Talawila N., Pengel LHM.
BACKGROUND: Belatacept was intended to provide better outcomes for kidney transplant (KT) recipients by allowing minimization/withdrawal of calcineurin inhibitors (CNI) and steroids. METHODS: We searched for randomized controlled trials (RCTs) in adult KT comparing belatacept with CNIs. Methodological quality was assessed. Meta-analyses were performed to calculate odds ratios (OR) and mean differences (MD). RESULTS: Six RCTs were included. Pooled analyses found no differences for acute rejection at any time point. Renal function [Calculated glomerular filtration rate (cGFR)] was better with belatacept at 12 and 24 months (MD = 11.7 and 13.7 ml/min/1.73 m(2) ). New onset diabetes after transplantation was lower with belatacept at 12 months (OR = 0.43). Systolic and diastolic blood pressures were lower at 12 months (MD -7.2 and -3.1 mmHg) as were triglycerides at 12 and 24 months (MD = -32.9 and -41.7 mg/dl). Total and low-density lipoprotein cholesterol were lower with belatacept at 24 months (MD = -19.8 and -10.6 mg/dl). There were no differences for other outcomes.
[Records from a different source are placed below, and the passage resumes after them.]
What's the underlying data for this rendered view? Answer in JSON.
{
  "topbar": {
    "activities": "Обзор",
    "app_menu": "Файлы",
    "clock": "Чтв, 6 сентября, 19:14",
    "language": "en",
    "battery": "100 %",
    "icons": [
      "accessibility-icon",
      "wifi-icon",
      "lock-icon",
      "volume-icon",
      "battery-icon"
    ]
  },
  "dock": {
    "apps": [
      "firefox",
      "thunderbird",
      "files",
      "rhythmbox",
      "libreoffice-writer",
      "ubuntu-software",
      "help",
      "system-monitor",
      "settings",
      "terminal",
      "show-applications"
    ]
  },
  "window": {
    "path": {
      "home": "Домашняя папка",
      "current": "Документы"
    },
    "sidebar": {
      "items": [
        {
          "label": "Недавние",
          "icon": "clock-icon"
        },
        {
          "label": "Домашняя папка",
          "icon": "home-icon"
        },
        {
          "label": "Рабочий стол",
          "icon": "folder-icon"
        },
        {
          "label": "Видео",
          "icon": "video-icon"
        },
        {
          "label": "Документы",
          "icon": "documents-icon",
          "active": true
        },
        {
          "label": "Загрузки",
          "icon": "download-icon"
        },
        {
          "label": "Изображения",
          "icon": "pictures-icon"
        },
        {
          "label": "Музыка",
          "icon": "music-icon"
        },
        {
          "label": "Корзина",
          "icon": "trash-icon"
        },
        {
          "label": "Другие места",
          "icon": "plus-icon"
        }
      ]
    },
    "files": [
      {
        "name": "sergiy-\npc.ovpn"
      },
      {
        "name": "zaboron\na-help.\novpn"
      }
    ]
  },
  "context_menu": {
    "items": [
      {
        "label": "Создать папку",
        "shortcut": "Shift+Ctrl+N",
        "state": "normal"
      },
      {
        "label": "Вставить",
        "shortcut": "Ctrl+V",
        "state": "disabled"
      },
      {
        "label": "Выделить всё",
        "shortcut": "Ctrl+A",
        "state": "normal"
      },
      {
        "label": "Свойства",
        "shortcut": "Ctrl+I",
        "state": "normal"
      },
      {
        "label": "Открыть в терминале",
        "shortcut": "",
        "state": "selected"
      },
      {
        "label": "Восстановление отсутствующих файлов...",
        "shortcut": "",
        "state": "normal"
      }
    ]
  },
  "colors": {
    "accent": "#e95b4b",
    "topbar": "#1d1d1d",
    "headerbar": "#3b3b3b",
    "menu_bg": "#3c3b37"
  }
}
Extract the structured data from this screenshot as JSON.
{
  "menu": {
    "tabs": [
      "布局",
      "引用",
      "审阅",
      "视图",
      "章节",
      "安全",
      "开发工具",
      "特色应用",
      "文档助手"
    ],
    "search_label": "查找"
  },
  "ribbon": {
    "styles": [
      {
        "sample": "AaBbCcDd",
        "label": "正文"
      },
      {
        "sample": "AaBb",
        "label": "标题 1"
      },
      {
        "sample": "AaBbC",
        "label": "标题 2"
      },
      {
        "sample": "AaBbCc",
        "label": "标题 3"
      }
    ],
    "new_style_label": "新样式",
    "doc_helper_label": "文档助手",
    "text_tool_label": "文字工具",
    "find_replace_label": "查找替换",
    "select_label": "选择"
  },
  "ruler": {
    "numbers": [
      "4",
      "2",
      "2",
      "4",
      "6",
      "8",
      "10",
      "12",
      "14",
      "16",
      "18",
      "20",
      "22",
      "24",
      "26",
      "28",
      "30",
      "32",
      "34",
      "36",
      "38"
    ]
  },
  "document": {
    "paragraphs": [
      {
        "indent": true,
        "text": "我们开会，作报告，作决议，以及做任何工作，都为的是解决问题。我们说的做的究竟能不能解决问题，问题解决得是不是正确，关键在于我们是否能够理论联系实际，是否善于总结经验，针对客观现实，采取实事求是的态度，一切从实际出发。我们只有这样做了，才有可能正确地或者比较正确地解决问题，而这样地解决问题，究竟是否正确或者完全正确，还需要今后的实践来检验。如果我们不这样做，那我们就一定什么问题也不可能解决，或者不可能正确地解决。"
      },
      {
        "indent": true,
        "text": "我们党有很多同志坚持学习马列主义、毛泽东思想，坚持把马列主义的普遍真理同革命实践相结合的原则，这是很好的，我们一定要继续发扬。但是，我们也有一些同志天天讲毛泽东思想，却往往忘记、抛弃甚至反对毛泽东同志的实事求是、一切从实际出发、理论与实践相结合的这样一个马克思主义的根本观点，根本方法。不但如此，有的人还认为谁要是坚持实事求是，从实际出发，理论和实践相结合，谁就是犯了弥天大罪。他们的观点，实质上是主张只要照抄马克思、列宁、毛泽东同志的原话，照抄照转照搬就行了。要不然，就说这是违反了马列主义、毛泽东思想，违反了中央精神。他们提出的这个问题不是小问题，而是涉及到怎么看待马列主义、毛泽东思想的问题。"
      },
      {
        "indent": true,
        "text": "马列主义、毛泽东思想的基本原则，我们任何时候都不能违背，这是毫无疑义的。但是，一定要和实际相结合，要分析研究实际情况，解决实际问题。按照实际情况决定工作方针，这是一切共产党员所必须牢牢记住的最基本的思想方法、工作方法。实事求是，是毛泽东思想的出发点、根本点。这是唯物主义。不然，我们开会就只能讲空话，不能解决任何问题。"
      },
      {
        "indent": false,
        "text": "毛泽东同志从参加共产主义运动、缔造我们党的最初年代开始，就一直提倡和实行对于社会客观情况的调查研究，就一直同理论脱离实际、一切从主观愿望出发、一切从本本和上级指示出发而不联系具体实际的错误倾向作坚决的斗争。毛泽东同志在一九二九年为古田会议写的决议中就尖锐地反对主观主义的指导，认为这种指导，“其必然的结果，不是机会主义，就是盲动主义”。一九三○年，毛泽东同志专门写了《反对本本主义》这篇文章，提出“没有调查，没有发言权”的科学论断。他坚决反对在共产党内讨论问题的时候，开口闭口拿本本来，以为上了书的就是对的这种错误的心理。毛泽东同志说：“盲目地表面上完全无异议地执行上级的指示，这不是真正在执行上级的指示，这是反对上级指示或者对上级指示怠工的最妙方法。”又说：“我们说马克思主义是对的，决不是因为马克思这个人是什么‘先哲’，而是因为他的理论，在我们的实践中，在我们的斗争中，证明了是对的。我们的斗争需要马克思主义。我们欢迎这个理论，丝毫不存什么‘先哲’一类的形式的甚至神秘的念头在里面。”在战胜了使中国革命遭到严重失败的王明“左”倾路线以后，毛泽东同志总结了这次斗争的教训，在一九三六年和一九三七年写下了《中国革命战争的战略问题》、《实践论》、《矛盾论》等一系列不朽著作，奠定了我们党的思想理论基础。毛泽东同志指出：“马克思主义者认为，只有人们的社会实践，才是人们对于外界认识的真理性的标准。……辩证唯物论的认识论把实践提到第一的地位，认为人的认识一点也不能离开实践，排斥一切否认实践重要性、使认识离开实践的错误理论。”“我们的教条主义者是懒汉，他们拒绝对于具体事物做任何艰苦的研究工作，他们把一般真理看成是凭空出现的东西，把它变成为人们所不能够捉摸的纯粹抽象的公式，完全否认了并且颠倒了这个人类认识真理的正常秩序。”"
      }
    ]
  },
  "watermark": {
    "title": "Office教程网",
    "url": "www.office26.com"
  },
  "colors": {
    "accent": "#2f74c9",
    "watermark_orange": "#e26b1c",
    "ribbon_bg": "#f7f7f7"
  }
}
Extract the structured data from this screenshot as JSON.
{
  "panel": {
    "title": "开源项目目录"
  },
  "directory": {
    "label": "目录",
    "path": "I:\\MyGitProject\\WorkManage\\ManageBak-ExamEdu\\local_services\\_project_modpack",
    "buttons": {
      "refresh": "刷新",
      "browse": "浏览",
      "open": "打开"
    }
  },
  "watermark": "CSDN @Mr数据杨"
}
CONCLUSION: Limited available data suggest a potential benefit for belatacept by reducing the risk of CNI toxicity, especially renal function, without evidence of increased acute rejection. There were no safety issues apart from a possible risk of post-transplant lymphoproliferative disorder in Epstein-barr virus-seronegative recipients. Further studies are required to confirm this benefit.